Shouldn't The Beatles be awarded the chance to correct minor mistakes and have their music sound contemporary?
Regarding the mashing, some of it is amazing (especially "Drive my car" or "Within Without You"), some is interesting (SFF, "While my gently weeps") and some just is. But the "unadulturated" songs sound anaemic by comparion; one is always waiting for something new to happen and nothing does. But even a song which supposedly has been "left alone" can sound different - "I am the walrus" finally has a true stereo mix, and in the fadeout, the different vocal lines are much more apparent.
If anyone complains about the price - $18 list - I saw that Amazon were selling it at nearly 50% discount, but I imagine that most people will, ahem, acquire the album at no cost at all.
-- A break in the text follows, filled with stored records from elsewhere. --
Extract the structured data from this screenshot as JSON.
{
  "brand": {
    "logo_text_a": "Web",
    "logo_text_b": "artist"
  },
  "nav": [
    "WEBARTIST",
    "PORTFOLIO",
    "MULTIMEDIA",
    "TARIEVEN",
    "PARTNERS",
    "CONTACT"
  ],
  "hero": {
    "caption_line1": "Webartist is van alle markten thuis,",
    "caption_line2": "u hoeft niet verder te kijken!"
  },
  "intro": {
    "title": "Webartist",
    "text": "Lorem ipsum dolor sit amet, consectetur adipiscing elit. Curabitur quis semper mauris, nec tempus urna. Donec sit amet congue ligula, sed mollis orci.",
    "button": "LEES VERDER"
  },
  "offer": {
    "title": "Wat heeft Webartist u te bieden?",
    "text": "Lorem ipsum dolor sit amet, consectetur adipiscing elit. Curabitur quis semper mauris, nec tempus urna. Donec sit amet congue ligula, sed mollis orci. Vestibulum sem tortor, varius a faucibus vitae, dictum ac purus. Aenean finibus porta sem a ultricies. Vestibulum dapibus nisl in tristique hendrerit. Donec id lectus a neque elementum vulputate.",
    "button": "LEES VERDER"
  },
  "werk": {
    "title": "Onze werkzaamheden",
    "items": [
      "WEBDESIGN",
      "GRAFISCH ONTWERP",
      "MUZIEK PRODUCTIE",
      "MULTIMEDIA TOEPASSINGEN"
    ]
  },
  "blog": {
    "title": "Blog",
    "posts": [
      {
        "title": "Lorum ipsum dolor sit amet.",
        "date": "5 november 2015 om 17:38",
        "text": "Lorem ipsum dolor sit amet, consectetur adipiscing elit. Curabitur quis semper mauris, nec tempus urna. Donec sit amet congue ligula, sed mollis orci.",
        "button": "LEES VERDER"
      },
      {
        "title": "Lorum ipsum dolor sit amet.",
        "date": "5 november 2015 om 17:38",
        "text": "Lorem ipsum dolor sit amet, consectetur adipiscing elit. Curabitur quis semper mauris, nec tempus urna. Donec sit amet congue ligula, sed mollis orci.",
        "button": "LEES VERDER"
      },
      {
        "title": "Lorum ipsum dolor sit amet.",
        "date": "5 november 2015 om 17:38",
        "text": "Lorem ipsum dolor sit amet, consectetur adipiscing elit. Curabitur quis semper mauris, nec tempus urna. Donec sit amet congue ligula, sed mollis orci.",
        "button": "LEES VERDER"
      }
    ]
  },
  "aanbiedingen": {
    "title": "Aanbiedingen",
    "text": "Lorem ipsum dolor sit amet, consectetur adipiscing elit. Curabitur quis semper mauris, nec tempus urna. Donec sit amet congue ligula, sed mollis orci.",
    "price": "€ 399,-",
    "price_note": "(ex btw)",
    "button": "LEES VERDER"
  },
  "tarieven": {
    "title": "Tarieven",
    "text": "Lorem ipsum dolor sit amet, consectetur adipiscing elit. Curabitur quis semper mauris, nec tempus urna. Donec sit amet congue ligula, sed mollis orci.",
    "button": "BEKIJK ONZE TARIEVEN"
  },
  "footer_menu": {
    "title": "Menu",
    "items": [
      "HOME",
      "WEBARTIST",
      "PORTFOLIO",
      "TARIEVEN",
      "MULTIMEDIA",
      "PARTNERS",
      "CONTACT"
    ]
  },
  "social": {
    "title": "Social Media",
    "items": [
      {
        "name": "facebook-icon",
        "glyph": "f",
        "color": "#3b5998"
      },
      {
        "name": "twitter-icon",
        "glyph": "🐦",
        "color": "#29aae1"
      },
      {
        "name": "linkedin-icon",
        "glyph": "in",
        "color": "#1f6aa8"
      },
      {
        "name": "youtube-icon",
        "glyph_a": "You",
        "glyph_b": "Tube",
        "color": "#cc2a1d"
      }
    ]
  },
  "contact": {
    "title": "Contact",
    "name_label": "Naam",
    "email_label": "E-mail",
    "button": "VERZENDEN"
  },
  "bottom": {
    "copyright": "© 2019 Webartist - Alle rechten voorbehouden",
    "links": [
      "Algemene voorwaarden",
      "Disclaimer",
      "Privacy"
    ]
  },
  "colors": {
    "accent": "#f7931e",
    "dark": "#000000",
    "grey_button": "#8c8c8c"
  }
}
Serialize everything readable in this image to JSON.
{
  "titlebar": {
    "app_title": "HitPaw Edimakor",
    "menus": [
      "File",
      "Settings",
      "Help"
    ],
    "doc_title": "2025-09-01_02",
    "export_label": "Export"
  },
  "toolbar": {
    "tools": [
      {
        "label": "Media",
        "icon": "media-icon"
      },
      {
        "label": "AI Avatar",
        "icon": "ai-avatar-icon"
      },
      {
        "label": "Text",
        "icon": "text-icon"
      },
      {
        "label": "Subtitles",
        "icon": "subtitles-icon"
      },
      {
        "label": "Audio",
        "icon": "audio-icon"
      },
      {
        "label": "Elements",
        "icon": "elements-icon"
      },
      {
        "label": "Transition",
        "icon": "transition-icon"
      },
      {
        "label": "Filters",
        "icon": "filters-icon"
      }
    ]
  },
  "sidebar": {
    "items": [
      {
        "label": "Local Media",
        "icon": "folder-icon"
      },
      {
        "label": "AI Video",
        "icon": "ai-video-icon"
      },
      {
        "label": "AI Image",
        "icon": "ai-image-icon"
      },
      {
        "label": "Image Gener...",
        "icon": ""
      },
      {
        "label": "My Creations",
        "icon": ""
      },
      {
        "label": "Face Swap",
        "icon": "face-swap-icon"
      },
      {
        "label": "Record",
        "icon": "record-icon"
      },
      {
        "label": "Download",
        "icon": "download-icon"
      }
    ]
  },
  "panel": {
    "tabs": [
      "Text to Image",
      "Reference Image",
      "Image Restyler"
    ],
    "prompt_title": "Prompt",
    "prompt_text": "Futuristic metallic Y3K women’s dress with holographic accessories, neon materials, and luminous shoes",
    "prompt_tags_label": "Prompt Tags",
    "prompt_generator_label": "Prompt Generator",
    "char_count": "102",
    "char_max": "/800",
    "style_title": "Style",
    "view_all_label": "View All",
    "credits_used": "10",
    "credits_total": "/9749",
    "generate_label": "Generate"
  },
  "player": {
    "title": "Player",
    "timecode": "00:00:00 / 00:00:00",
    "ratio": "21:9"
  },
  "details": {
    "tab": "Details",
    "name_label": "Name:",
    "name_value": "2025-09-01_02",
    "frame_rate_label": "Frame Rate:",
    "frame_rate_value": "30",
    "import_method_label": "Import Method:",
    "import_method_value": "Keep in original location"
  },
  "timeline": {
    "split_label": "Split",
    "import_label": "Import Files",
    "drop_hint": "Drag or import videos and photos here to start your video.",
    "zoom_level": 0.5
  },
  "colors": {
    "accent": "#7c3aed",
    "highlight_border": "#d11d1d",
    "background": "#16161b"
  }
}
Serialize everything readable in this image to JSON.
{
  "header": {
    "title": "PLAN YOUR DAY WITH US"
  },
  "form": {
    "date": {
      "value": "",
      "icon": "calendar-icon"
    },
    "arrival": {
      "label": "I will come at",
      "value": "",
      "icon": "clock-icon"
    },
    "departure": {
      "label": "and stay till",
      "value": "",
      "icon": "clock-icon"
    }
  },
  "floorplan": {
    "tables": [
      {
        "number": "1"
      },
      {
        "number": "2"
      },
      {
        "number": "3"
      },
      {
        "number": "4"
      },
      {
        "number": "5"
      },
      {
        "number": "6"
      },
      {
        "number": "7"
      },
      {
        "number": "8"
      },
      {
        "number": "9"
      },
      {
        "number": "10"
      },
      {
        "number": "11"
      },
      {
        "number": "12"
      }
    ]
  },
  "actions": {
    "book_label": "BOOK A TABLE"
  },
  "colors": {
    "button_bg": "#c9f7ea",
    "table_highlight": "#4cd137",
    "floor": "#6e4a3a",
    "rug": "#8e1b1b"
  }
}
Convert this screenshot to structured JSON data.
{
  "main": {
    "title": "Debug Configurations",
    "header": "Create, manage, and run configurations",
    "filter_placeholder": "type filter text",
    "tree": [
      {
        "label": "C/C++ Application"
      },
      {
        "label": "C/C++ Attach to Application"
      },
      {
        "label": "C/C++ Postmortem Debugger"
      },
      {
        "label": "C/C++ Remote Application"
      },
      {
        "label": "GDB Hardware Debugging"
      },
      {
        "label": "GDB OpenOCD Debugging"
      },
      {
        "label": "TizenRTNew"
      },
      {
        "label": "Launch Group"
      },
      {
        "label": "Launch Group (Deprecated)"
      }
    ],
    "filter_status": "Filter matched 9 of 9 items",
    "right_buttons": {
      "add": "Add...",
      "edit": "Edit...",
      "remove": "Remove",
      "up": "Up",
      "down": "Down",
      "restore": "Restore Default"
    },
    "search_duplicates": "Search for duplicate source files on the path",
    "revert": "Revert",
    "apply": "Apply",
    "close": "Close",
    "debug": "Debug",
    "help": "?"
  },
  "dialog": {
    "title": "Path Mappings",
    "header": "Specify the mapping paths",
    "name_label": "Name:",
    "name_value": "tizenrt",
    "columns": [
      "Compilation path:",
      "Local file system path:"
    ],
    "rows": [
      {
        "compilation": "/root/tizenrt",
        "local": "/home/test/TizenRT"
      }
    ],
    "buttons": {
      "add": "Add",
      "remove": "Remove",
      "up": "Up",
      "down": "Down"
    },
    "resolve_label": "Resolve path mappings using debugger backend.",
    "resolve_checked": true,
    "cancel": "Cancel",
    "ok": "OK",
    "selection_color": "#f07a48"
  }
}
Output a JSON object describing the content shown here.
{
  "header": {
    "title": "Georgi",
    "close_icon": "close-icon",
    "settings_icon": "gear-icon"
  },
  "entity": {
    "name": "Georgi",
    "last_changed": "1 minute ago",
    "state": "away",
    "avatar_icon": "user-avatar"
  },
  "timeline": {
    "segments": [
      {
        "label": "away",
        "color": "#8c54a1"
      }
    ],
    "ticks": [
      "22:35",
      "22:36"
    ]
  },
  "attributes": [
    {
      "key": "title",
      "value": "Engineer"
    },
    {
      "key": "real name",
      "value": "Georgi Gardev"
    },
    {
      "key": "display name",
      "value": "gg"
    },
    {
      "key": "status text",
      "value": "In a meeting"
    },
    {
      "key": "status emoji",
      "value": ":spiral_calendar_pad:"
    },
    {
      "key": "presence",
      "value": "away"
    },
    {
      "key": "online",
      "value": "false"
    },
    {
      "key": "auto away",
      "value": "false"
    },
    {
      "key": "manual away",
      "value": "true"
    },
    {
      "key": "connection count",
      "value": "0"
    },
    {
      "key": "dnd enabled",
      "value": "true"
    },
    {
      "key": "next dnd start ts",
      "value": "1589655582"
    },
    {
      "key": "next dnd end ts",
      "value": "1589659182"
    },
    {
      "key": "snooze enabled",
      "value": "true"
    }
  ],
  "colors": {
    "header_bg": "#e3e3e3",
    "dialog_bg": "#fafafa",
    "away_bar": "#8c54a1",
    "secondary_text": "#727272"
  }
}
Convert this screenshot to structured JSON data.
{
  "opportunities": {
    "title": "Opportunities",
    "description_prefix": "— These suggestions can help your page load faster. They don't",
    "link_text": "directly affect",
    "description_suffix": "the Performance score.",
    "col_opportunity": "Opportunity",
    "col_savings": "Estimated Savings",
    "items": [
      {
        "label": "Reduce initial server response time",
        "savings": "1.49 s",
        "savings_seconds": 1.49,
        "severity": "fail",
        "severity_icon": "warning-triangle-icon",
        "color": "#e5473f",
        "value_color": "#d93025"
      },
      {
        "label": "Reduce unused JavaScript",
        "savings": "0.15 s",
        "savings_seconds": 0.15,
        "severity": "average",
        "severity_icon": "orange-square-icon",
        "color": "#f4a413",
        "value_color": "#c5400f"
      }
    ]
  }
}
It's not as if the Beatles need more money.....
Incidentally, if one studies their history, it wasn't until they broke up that they really started earning money (the story of many a band). Their original contract with EMI was miserly at best, and Brian Epstein let a lot of money slip through their fingers, not really because of mismanagement, but because they were the first and no one really knew how to handle their business. George Martin too had a raw deal with EMI and didn't make much money at the beginning, although by the time of "Abbey Road" he was probably getting a percentage.
I suppose that compared to most people, I am a Beatles freak, although I wouldn't consider myself a fanatic. I have studied their music both with my own ears and other people's commentary, and I've read their history. I did live through it, although I was too young at the time to go to their concerts. As a result, I hear this album in what is probably a completely different way from someone uneducated about the Beatles; but somehow I doubt that some unsuspecting purchaser is going to believe that these are the canonical versions.